The lottery is a form of gambling in which people purchase chances to win money or prizes. Lotteries are often held by government agencies and are used to raise money for things like schools, roads, and even wars. Some people who play the lottery are irrational and don’t understand the odds, but others make smart decisions that help them increase their chance of winning.
There are several different types of lottery games, including scratch-off tickets, daily drawings and multistate lotteries. The game’s rules vary from one state to another, but the most important aspect of the game is picking the right numbers. The odds of winning vary according to the game, but are typically very low. In order to maximize your odds of winning, you should choose a combination of numbers that are not widely used. This will increase your chances of winning by limiting the number of other players competing for the same prize.
Some people find the idea of winning a jackpot very appealing. This may be because they believe it would provide them with an opportunity to achieve true wealth without having to work or invest over a long period of time. In addition, the possibility of winning a large sum of money can also give players a sense of hope and confidence that they will be able to overcome the difficulties of their current situation.
While the odds of winning are low, there are still some people who manage to break into the winner’s circle.
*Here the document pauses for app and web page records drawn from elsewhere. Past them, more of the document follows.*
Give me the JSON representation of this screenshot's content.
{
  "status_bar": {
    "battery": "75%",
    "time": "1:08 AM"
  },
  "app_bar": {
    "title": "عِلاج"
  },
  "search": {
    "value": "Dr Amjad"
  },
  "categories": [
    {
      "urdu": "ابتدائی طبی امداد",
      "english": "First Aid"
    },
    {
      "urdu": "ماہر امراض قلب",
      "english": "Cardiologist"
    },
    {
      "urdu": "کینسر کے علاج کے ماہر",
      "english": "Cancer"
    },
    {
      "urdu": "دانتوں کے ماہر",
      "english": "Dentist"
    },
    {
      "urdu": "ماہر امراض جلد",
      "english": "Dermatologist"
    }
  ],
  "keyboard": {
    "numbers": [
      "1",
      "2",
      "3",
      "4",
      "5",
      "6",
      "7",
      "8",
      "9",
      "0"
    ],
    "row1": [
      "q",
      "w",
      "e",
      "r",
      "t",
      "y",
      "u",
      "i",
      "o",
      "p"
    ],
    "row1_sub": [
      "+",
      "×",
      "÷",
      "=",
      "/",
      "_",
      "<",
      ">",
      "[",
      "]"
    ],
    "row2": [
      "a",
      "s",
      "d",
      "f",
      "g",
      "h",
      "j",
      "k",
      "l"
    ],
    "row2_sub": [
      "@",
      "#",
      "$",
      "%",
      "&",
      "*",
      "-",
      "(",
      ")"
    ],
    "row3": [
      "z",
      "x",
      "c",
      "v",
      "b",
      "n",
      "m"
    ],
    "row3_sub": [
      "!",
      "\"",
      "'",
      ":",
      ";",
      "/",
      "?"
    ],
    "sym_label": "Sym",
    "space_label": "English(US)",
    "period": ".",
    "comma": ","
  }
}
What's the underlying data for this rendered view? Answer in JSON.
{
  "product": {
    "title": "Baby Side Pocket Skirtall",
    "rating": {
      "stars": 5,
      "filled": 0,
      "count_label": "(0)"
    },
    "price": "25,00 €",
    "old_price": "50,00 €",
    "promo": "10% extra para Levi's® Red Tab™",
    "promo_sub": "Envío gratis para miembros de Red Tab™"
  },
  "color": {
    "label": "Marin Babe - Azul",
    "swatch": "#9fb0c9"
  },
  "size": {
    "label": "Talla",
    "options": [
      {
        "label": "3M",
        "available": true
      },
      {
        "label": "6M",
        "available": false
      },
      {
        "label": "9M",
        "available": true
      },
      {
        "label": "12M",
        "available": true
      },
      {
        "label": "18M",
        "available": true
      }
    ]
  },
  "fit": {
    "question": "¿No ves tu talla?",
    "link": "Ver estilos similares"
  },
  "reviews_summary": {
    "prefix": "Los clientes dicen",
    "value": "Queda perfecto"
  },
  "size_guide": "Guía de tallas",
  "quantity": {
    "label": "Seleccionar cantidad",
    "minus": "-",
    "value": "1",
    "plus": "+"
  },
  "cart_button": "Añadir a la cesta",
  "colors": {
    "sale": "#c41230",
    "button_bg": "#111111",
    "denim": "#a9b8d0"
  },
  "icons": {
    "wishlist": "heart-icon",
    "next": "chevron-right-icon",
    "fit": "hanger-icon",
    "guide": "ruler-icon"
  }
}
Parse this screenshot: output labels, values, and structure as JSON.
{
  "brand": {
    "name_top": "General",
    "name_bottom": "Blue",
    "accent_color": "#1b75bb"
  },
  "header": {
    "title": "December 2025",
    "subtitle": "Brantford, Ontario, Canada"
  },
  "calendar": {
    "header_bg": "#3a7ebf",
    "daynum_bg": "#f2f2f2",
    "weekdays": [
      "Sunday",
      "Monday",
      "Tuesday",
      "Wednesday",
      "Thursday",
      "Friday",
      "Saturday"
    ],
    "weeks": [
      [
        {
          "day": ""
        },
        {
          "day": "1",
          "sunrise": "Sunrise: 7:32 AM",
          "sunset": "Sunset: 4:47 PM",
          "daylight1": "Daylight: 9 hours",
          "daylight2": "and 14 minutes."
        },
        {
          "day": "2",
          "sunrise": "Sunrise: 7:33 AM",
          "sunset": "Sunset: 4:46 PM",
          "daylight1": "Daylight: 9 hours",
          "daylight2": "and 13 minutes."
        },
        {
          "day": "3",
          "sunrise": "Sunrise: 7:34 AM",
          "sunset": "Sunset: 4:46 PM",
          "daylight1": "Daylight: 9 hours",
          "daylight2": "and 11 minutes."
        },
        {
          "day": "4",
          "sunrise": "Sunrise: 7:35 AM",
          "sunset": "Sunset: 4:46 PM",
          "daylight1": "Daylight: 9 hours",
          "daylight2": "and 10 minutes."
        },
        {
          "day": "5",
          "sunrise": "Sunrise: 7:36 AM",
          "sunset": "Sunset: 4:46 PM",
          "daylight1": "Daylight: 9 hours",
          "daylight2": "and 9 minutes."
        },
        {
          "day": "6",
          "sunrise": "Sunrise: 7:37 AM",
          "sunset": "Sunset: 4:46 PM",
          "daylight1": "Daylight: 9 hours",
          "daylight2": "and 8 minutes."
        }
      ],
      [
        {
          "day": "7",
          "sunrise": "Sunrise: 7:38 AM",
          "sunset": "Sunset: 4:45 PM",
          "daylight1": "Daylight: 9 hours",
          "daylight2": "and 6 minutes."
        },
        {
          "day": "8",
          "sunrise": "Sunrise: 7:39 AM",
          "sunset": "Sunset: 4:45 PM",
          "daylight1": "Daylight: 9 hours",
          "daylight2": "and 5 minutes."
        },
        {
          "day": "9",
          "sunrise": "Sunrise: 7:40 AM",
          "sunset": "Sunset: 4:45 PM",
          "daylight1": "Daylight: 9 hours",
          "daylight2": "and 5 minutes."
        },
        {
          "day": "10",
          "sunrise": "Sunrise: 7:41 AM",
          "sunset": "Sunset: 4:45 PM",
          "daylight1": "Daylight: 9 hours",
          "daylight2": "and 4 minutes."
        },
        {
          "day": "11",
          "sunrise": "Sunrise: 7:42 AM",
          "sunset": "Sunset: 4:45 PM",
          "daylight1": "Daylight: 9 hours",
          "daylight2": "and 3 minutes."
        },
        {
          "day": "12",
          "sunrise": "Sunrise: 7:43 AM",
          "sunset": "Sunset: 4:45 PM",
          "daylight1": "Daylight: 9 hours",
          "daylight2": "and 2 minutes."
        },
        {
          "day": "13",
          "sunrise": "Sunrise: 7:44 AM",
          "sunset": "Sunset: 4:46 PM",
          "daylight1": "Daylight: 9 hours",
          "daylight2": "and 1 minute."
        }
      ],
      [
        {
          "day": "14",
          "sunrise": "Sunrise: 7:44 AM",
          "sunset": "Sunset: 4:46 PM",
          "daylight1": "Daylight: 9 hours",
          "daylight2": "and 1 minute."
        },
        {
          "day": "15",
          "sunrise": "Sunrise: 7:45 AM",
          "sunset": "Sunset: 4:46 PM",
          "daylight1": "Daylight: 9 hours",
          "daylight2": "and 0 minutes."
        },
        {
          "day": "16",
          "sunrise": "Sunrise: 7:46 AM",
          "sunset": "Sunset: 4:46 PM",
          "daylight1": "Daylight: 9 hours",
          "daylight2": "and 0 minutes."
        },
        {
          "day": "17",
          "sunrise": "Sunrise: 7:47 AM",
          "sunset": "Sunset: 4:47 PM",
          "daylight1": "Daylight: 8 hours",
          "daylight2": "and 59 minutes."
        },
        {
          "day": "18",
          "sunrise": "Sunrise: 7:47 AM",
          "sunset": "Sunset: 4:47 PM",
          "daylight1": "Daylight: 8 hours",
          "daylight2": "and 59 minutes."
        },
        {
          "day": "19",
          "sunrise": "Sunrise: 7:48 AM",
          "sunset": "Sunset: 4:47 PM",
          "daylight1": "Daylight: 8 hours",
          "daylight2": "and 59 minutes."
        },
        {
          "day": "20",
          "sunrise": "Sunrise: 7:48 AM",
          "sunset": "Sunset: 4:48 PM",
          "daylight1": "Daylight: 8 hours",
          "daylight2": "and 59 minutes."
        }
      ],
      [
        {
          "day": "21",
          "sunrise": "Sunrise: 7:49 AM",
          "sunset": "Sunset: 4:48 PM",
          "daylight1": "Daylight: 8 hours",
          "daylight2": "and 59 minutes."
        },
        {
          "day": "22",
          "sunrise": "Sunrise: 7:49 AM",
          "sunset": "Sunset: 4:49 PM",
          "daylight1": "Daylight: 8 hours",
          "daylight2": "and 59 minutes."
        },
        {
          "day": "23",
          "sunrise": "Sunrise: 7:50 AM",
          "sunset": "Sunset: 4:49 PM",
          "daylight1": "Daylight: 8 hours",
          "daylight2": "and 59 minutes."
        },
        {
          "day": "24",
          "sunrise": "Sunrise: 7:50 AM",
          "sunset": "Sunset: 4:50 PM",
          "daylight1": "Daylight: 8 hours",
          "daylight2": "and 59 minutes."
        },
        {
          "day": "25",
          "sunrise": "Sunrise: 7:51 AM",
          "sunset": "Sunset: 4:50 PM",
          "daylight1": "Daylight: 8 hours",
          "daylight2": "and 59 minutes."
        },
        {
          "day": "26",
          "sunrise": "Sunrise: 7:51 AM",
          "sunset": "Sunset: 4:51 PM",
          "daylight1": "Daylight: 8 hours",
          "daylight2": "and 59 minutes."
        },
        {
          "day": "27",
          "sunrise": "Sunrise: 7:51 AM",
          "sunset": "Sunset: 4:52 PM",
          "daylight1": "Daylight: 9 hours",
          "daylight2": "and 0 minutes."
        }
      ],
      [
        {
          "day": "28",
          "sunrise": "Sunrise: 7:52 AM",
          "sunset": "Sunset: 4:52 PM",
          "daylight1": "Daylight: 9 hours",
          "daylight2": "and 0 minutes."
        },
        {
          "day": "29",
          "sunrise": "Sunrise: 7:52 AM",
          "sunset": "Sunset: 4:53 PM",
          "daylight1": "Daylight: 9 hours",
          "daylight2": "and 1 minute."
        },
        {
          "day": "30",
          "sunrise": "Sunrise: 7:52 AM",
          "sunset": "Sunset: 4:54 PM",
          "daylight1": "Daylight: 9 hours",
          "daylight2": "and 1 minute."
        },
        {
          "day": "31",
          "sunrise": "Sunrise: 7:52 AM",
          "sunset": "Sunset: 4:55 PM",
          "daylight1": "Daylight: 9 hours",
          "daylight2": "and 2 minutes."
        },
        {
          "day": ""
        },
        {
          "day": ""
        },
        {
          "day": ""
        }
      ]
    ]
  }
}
These winners are usually very fortunate individuals with a unique set of circumstances that allow them to take advantage of the lottery’s favorable odds. However, for most people, the odds of winning are very slim and they should focus on other ways to improve their financial position.
Unlike other types of gambling, the lottery does not discriminate against any group of people. This is because it does not matter if you are black, white, or Mexican. It also does not matter if you are rich or poor, Republican or Democratic. The odds of winning the lottery are based on random chance and your past experiences or present situation have absolutely nothing to do with it.
The lottery is a popular pastime for many Americans, but it is important to remember that the odds of winning are extremely low. The best way to increase your odds of winning is to buy a ticket from a small, local lottery that does not have a lot of competition. This will ensure that the winnings are distributed among a smaller group of people, and it will also increase your chances of making a profit.
The word “lottery” is derived from the Latin term “to throw,” which is related to the French noun lot (“fate”). It refers to the drawing of lots to determine ownership or other rights. The practice of distributing goods or money by lottery is recorded in ancient documents. In modern times, the lottery has become an important source of income for states and cities.